In recent years, auto supplier Delphi has been working at a breakneck speed to position itself for the automotive industry of the future—embracing the high-tech gadgetry that’s expected to become commonplace in the coming years. On Tuesday, the company further bolstered its position by announcing a $450 million deal to acquire nuTonomy, a self-driving car startup that already has robotaxis testing on the road today.
Founded in 2013, nuTonomy has been working on developing a fully-autonomous technology to be equipped in cars, having already launched test cars in Boston and Singapore.
Delphi’s chief technical officer, Glenn De Vos, said on a conference call with reporters Tuesday morning, that it envisions deploying autonomous technology in a commercial space, before eventually ending up in the consumer market. For nuTonomy, the startup already is positioned to capitalize on that gameplan, having inked a partnership earlier this year with ride-hailing network Lyft to test self-driving cars in Boston.
“AD platforms are incredibly complex with many technical challenges, and the addition of nuTonomy and their critical IP helps us deepen our capabilities and accelerate our overall time-to-market,” De Vos wrote in a blog post.
The deal is expected to allow nuTonomy to hire an additional 100 employees, including 70 engineers and scientists, who’ll join Delphi’s 100-strong autonomous driving unit. By the end of the year, Delphi says it’ll have 60 autonomous cars testing in cities across three continents.
The price tag for Delphi’s purchase isn’t uncommon nowadays, as automakers and tech companies have been working at a ferocious pace to bring autonomous cars to life. Uber, in 2016, purchased self-driving truck startup Otto for a reported $680 million; in August, Intel paid more than $15 billion for autonomous tech developer and chipmaker Mobileye.
But the move shows Delphi, a textbook traditional auto supplier, is serious about embracing the autonomous future of cars, however that may transpire. In a profile by The New York Times earlier this year, the company’s chief executive, Kevin Clark, said he envisions Delphi serving as a networking supplier of numerous components for tech-heavy cars, including wiring and software.

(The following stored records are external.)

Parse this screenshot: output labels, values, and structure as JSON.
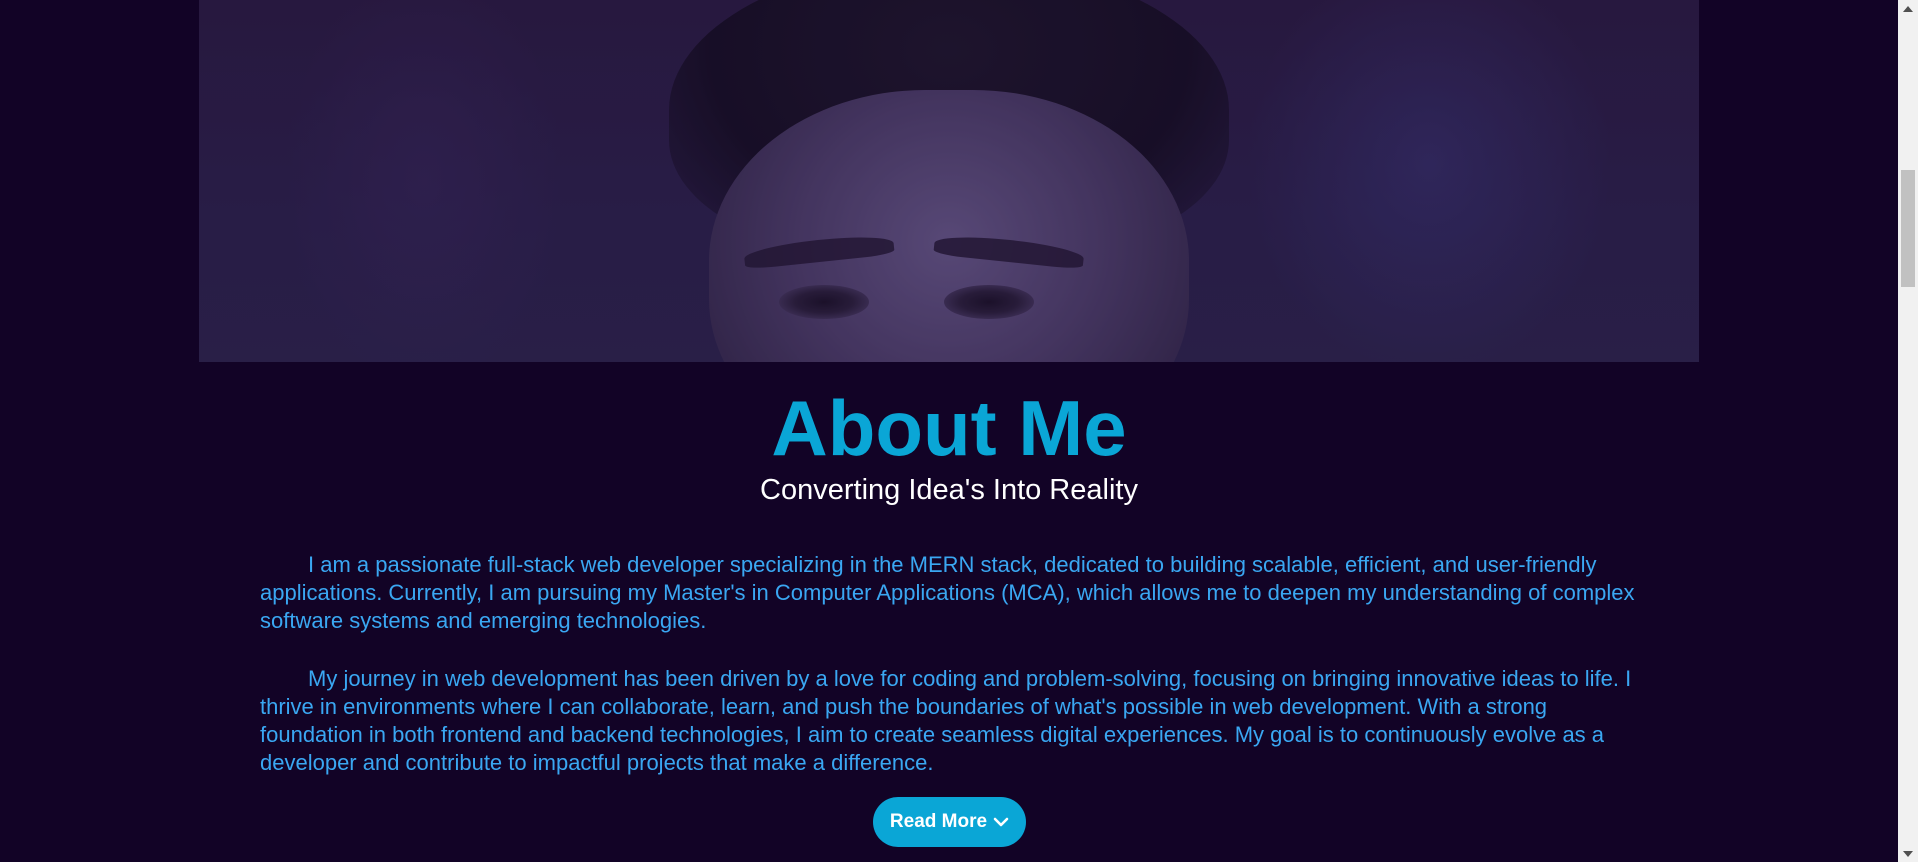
{
  "hero": {
    "image_alt": "Portrait photo"
  },
  "about": {
    "title": "About Me",
    "subtitle": "Converting Idea's Into Reality",
    "paragraphs": [
      "I am a passionate full-stack web developer specializing in the MERN stack, dedicated to building scalable, efficient, and user-friendly applications. Currently, I am pursuing my Master's in Computer Applications (MCA), which allows me to deepen my understanding of complex software systems and emerging technologies.",
      "My journey in web development has been driven by a love for coding and problem-solving, focusing on bringing innovative ideas to life. I thrive in environments where I can collaborate, learn, and push the boundaries of what's possible in web development. With a strong foundation in both frontend and backend technologies, I aim to create seamless digital experiences. My goal is to continuously evolve as a developer and contribute to impactful projects that make a difference."
    ],
    "read_more_label": "Read More",
    "read_more_icon": "chevron-down-icon"
  },
  "colors": {
    "background": "#120326",
    "accent": "#0aa6d6",
    "body_text": "#3aa7f2",
    "subtitle_text": "#ffffff"
  }
}
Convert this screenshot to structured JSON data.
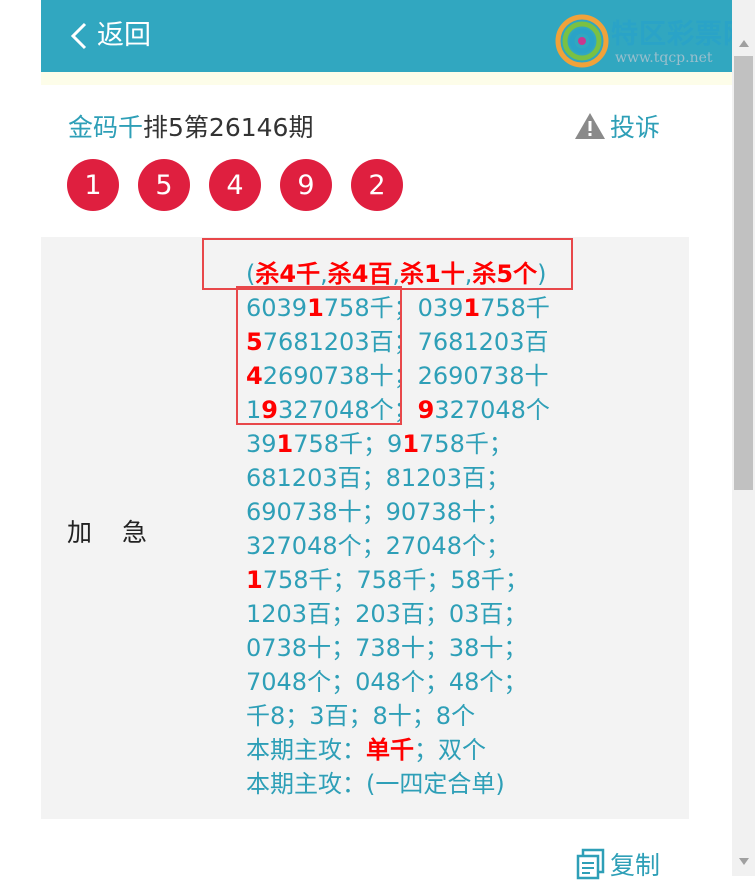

“It’s the intelligent architecture that allows all the advanced safety systems, all the autonomous driving software, all the infotainment software to operate effectively,” Clark told the Times.
Now, with nuTonomoy, Delphi’s closer to nailing down the autonomous driving aspect of that equation. Delphi says its deal nuTonomoy is expected to close by the end of the year.